I for one am sure obsessed with candles of all kinds. A drawer half dedicated to them tells a lot! And I came to the realization that except for the chipped oil-burner I didn’t have anything else to make use of my stash of tea-light candles. What pity! Now having seen many a beautiful colored glasses these days. I thought to myself what if I were to stain textured glasses to make my own stained votives. They have a vintage feel to them and is very much on trend. But nothing reasons with what the heart wants so here we go.
You may ask why not use glass paint instead. Unless you are sure that your glass is oven-safe or if you have the patience to wait for 21 days for the glass paint to air-dry then you may close this tab now. This is an alternative method that I found useful with my concerns.
- Textured glasses
- Paper roll
- PVA glue (that dries clear)
- Blue food color
- Skewer to stir
- Plastic cup
- Blue tea-light candle
- Flower cutter
- Little Bowl
- Candle wicks
Pour in glue equal to 1/3 of a regular size plastic cup. Add in two tablespoons of water to the glue for a smooth flow. To that mix in about 1-3 teaspoon of food color. The mixture here now would look somewhat sky blue but not to worry as it will eventually dry up to make for a darker shade
This step can turn into a real mess quickly. Make sure that you are in a protected area preferably with gloves on and tissue paper by your side. As, I later had to literally scrub off the stubborn stain with what I use for pans (yup that happened at least twice). Sit your glass on a sturdy paper roll (I had a long one cut into two). Slowly pour the glue mixture over the bottom rim of your glass and let it flow. You may notice that it doesn’t spread equally which is fine. Dab your skewer into some glue and fill the empty spaces as evenly as possible.

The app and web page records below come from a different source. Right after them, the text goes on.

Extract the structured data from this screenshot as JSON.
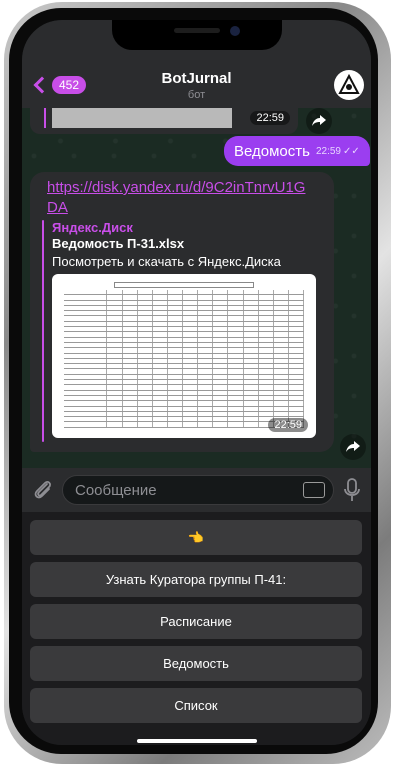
{
  "header": {
    "back_count": "452",
    "title": "BotJurnal",
    "subtitle": "бот"
  },
  "messages": {
    "previous": {
      "time": "22:59"
    },
    "outgoing": {
      "text": "Ведомость",
      "time": "22:59"
    },
    "incoming": {
      "link": "https://disk.yandex.ru/d/9C2inTnrvU1GDA",
      "preview_site": "Яндекс.Диск",
      "preview_title": "Ведомость П-31.xlsx",
      "preview_desc": "Посмотреть и скачать с Яндекс.Диска",
      "time": "22:59"
    }
  },
  "composer": {
    "placeholder": "Сообщение"
  },
  "keyboard": {
    "buttons": [
      {
        "label": "👈"
      },
      {
        "label": "Узнать Куратора группы П-41:"
      },
      {
        "label": "Расписание"
      },
      {
        "label": "Ведомость"
      },
      {
        "label": "Список"
      }
    ]
  },
  "colors": {
    "accent": "#c84ee8",
    "outgoing_bubble": "#9b3ef0",
    "incoming_bubble": "#2b2c2e",
    "keyboard_button": "#3a3a3c"
  }
}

Twelve hours later, as the glue dries you will see a dark layer of blue shade form on the glass. (drying time depends on how thick the layer of glue was).
For the candle:
Melt 3-4 blue tea-light candles by heating them on a pan filled with water enough for the action. Pour it into a little bowl one by one with the wick on (I used the wicks from the tea-light candles) Let it cool down for 3-5 minutes and then take it to the freezer.
About 10-15 minutes later, when you are sure that the candle has turned solid. Gently push the flower cutter against it and remove to reveal the flower tea light candle.
What not to do:
I usually skip this section because most of the time things fall into the place in the first try. But this project took a couple of attempts to reach here.
- It is very easy to kill the color if you add too much color. The effect won’t be that of a stained glass rather solid which we could have done easily with acrylic/spray paint otherwise. If you are not sure, do make a small batch and try it onto a spare glass to see how it takes the color on.
- Make sure to use white glue that dries out transparent. Again using the wrong type of glue will give you a different result than you wished.
- Pour the glue at the exterior of the glass especially if you are using textured glass so they are covered as well for a complete look.
- Keep it away from water and you will be safe (as it will shrivel and release the color).
Unfortunately, I haven’t sourced liquid food colors in other shades of color I love which is why I have stuck to only blue. I absolutely adore these new stained candle votives. And I cannot wait to stain a few more for real. I have lit a tea-light candle inside of the votive and I am happy to say it works fine.
Let me know what you think